Of course, there were people who were upset about the decision. They, of course, are feminists and members of the left. While many of them claim to be tolerant, many flocked to Twitter to voice their disagreement with SCOTUS’ decision. Did I mention that most of those “disagreeing” tweets involved the F-bomb? Some went as far as saying Hobby Lobby should be burned down. Kind of extreme if you ask me.

Now that this decision has come down in favor of religious freedom and the pro-life movement, the left is using their ever-shocking favorite agenda, the “War on Women,” to cry foul play.

As a woman, it outrages me that this is even considered a possibility. The court ruled in favor of protecting someone’s religious beliefs and freedoms. Because that ruling allows employers to deny paying for someone’s birth control, suddenly this is another example of the (ludicrous) War on Women? No one is telling women they can’t use birth control. If they want to use it, then that is their personal choice.

Those who want companies, like Hobby Lobby, to pay for contraceptives say things like “Mind your own business” or “Birth Control: Not my bosses business.” You’re right. It’s not your bosses business. If you want to use contraceptives, then that’s a personal choice…until you demand that your employer pays for it. You can’t have it both ways.

Overall, this decision is monumental because employers are no longer being forced to pay for contraceptives when it goes against their religious beliefs. Exemptions have been made for churches and other organizations with religious tendencies. This is a protection of religious freedom and, in a lot of ways, a backlash to the overreaching Executive and Legislative Branch. This decision is a great example of how the separation of powers are supposed to work.

Beth Baumann

Beth Baumann is a California native, who grew up with an interest in politics from a young age. Beth attended Northern Arizona University, where she was a member of the NAU Conservatives, an activist organization dedicating to spreading conservative ideals. She also founded the NAU chapter of Young Americans for Liberty, took part in the Flagstaff Smart Girl Politics chapter and helped a local conservative run for Flagstaff City Council. Beth has received national attention due to the First Amendment restrictions on her college campus. She defended her Freedom of Speech when she was ridiculed for handing out flags in remembrance of 9/11. Although she faced misconduct charges, up to and including expulsion, she stood by her Constitutional rights and beliefs. With the help of the Leadership Institute and the Foundation for Individual Rights in Education (FIRE), she was eventually exonerated of all charges.

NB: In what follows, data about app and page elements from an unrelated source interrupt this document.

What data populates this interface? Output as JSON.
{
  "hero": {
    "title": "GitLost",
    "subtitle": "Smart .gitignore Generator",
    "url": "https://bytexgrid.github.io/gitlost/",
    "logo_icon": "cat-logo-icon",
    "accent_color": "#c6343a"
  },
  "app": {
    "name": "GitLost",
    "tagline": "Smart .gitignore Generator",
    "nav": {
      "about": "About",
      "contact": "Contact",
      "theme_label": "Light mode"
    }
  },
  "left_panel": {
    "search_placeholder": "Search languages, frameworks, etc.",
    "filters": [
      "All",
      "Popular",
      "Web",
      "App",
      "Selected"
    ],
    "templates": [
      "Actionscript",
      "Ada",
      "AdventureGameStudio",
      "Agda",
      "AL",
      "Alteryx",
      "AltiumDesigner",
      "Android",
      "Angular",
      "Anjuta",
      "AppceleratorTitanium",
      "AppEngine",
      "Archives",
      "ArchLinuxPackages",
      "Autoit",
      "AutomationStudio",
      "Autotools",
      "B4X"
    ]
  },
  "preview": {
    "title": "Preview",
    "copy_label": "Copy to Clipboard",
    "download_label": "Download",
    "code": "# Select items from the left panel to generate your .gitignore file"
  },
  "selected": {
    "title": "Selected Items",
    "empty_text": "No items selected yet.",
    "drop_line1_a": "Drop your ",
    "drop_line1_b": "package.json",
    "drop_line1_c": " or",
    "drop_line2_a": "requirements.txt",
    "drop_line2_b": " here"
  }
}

During her tenure, she was copy editor for the newspaper, marketing director and film festival director for the campus TV station, and news correspondent for political talk radio. Beth was the Communications Assistant at The American Conservative Union, where she helped with planning and executing different aspects of CPAC 2014, including social media, media strategy and crisis management. Beth works at a well established public relations firm in Southern California. Her work has been featured in The Daily Caller, The Washington Times, World Net Daily and Human Events. Follow Beth on Twitter: @eb454

Related Articles

Back to top button

Please disable ad blocker.

We work hard to write our articles and provide you with the content you enjoy. The ads on the site allow us to continue our work while feeding our families. If you'd please whitelist our site in your ad blocker or remove your ad blocker altogether, we'd greatly appreciate it. Thank you!